$5

Green Hydrogen- its future in decarbonisation as a fuel for Aviation

Presbyterian Community Centre 94 Tenby Street, Wanaka

The talk will highlight the key aspects behind the phenomenal growth in Green hydrogen (hydrogen produced by splitting water into hydrogen and oxygen using renewable electricity) impacted by geopolitical and climate pressures driving a global shift in energy agendas.  The speaker will outline Fabrum's NZ developed  intellectual property and its impact internationally in developments spanning the future of aviation much of it underpinned by cryogenics, the storage of substances at very low temperatures, typically below -150C.

$5

Superconductivity: enabling fusion energy, electric aviation and space travel

Presbyterian Community Centre 94 Tenby Street, Wanaka

Professor Nick Long, Paihau-Robinson Institute, Victoria University of Wellington. Nick will introduce us to the key projects of Wellington’s Paihau-Robinson Research Institute, including transformers, MRI systems and high-speed motors for electric aircraft. The institute has been part of Victoria University since 2014 and has a strong international reputation for superconductivity research and the discovery of […]

$5

Bowel Cancer

Presbyterian Community Centre 94 Tenby Street, Wanaka

Associate Professor Arend Merrie MB ChB, PhD, FRACS, MInstD Arend trained in General Surgery in New Zealand gaining his Fellowship and a PhD on colorectal cancer in 2001. Following this he completed a post fellowship training programme in Colorectal Surgery in Auckland and Oxford.
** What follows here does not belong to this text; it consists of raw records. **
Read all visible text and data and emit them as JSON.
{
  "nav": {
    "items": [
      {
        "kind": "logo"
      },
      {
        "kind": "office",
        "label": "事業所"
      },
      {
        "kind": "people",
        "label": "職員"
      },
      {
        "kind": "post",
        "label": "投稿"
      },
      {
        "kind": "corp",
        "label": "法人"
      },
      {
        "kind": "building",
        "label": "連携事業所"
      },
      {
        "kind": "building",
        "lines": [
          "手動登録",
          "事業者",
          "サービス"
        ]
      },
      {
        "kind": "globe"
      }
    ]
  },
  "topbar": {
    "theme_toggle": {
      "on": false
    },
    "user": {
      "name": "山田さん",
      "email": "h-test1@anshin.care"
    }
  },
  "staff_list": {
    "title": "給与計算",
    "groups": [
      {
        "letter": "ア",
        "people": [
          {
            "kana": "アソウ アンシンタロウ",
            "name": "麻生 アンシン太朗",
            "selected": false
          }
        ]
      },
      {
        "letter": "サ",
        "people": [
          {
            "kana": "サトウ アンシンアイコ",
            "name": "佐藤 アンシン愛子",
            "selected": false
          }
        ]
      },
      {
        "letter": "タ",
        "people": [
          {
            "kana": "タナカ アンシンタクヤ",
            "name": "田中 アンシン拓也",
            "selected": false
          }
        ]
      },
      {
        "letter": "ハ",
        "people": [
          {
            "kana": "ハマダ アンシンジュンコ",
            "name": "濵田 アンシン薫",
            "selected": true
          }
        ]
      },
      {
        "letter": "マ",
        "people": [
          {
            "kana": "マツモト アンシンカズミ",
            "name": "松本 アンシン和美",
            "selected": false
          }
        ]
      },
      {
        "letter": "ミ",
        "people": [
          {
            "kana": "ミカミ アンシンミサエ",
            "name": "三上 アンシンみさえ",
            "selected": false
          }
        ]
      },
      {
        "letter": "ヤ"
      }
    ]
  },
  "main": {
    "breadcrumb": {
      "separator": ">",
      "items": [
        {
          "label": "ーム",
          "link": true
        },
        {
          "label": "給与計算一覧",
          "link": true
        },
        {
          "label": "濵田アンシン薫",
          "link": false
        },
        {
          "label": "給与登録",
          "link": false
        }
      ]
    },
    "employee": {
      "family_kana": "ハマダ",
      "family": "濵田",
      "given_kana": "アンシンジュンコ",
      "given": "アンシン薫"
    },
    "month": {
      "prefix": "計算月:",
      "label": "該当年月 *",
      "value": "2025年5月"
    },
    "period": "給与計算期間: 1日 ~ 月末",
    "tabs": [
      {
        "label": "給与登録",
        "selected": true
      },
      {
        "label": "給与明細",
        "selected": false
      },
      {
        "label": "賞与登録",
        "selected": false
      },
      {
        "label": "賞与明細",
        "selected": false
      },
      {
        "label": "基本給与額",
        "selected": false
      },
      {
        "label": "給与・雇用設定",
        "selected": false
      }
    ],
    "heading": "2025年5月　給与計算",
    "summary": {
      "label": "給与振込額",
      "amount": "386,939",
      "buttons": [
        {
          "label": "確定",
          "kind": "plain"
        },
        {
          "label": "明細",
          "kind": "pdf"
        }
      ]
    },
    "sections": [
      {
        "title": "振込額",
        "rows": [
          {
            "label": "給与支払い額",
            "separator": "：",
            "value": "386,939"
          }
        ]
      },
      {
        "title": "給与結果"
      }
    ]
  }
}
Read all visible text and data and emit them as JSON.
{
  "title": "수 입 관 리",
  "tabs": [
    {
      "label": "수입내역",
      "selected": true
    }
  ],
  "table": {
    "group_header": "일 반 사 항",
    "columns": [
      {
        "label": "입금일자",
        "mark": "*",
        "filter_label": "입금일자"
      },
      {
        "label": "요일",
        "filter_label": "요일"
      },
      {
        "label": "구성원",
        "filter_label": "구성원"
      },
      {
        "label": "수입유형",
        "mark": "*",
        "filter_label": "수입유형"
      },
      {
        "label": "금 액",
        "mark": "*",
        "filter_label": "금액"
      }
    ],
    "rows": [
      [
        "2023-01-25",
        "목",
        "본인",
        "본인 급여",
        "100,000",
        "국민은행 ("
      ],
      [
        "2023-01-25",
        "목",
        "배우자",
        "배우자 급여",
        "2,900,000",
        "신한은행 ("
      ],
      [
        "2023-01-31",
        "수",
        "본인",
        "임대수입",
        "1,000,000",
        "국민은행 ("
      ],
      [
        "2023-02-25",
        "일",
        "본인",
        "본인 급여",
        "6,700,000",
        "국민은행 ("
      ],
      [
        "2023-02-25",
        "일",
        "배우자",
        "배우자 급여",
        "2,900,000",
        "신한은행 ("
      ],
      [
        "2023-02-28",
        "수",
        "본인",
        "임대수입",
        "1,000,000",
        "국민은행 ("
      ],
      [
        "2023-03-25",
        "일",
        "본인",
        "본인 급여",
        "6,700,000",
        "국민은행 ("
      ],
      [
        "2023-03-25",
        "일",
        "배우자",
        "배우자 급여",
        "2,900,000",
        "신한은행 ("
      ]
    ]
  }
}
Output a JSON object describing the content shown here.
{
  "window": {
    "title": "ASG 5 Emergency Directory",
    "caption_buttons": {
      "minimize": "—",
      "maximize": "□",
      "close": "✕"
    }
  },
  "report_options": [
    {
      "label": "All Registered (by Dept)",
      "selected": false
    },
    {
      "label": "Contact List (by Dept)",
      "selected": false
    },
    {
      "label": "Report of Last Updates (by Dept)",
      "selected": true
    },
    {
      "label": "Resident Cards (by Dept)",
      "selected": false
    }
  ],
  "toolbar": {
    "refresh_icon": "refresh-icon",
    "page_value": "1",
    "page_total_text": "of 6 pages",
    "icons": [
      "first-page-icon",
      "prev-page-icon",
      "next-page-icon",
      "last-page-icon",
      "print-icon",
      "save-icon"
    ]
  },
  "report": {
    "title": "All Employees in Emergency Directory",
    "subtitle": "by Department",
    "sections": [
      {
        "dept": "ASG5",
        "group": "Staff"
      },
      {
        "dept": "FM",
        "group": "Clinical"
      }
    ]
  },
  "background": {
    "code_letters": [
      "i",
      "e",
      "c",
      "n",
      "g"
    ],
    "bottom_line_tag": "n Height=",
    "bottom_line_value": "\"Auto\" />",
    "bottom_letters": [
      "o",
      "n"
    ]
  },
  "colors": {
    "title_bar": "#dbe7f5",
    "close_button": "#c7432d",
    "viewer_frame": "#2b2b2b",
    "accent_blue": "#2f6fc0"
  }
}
He has particular interest and expertise in minimally invasive approaches to […]

$5

UP THE CREEK – UNRAVELLING THE SECRETS OF NEW ZEALAND’S STREAMS

Presbyterian Community Centre 94 Tenby Street, Wanaka

Speaker: Emeritus Professor Colin Townsend, University of Otago

You may not be surprised to learn that if New Zealand’s rivers were to be placed end to end they would total 9,471 km in length. But did you know that the streams that feed those rivers total more than 400,000 km! Did you know that the beds of such streams that have been reached by the introduced brown trout tend to be more slippery than those still occupied by native fish? Or that an ancient whitebait species became ‘landlocked’ into headwater streams of the South Island and evolved into 12 or more new non-migratory species? Or that streams whose beds are disturbed at an intermediate rate have a higher biodiversity than streams turned over by more frequent spates or not disturbed at all? Or which of the human-caused impairments (nitrogen, sediment, water abstraction, increased temperature) is most harmful to stream ecosystems? Well nor did I - until my research team started work three decades ago.

$5